I’m not so different from students my age. I like skiing, going to the beach and hanging out with my friends. But I also love art, and for the past year, I’ve been using the beauty of art to protest genocide.
One year ago, El-Fadel Arbab came to my art class at Falmouth High School to share his experience of losing all of his family and friends in an attack on his village in Darfur. It was the kind of story that doesn’t ever leave you.
I was amazed that he’d witness the worst of humanity and was still such a kind and trusting person. My classmates and I decided we could use art to educate our peers and the larger community about what happened to El-Fadel and to the people of Darfur.
A year later, we’ve just held our second art exhibit, “The Power of Grace Rising from Genocide.” I was so honored to be able to share my piece and to know that our efforts were increasing awareness and were also raising funds for organizations like United to End Genocide, who are actively fighting to end genocide.
I wanted my art to not only tell El-Fadel’s story, but also to tell the stories of all courageous survivors who have experienced terrible atrocities throughout the world.
To contrast the beauty of these survivors, I put them next to the people who carried out unspeakable evils. I wanted to show that these terrible things have not just happened once, but have repeatedly occurred. And far too often, action is taken too late for so many.
This is the first time that I feel like I am a part of something bigger. I’m asking that you join me in the fight to end genocide and atrocities worldwide.
People on this planet, regardless of their nationality, ethnicity or religion, need to love and protect each other.

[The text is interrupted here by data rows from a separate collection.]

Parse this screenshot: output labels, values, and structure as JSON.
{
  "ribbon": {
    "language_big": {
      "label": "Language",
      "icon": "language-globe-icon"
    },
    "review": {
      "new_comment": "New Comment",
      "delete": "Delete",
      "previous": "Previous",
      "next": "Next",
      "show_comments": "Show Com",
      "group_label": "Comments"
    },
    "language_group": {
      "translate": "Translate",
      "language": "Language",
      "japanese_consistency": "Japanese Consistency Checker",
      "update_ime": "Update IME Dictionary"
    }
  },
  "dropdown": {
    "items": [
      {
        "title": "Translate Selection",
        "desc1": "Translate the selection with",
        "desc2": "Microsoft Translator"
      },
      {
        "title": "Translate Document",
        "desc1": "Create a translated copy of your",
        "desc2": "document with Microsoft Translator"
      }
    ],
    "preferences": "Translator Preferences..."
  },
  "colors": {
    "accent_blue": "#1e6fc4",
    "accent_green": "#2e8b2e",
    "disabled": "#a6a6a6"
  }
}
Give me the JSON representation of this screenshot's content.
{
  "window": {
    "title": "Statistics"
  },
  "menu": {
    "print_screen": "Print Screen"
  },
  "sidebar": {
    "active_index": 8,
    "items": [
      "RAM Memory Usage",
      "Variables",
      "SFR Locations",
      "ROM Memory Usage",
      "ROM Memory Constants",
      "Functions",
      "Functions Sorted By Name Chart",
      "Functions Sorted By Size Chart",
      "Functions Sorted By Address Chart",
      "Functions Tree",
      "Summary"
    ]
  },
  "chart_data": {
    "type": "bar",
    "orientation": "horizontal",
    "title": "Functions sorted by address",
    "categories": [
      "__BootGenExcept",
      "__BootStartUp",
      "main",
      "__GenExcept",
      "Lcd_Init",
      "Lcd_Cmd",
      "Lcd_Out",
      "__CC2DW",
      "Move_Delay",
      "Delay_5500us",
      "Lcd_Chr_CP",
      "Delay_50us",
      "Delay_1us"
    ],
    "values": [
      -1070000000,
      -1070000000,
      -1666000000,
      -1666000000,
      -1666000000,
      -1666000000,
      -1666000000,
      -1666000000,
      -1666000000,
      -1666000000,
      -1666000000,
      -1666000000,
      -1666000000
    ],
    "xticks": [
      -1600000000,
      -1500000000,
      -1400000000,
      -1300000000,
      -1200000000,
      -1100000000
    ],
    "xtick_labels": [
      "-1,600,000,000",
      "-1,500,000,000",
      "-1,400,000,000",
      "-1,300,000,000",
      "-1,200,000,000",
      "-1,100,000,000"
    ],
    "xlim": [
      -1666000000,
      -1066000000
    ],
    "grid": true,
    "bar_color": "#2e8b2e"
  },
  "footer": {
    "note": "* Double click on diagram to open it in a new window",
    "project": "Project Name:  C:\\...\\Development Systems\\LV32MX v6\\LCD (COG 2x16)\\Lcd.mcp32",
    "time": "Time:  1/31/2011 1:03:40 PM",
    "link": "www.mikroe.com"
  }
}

That’s one of the reasons why my classmates and I support United to End Genocide. This organization takes action to raise awareness and make a difference in people’s lives. It helps create a community of people who care and who are willing to demand change. There are still mountains to be moved, and United to End Genocide is up for the challenge. I hope you’ll stand with us as we continue to push for a future without genocide.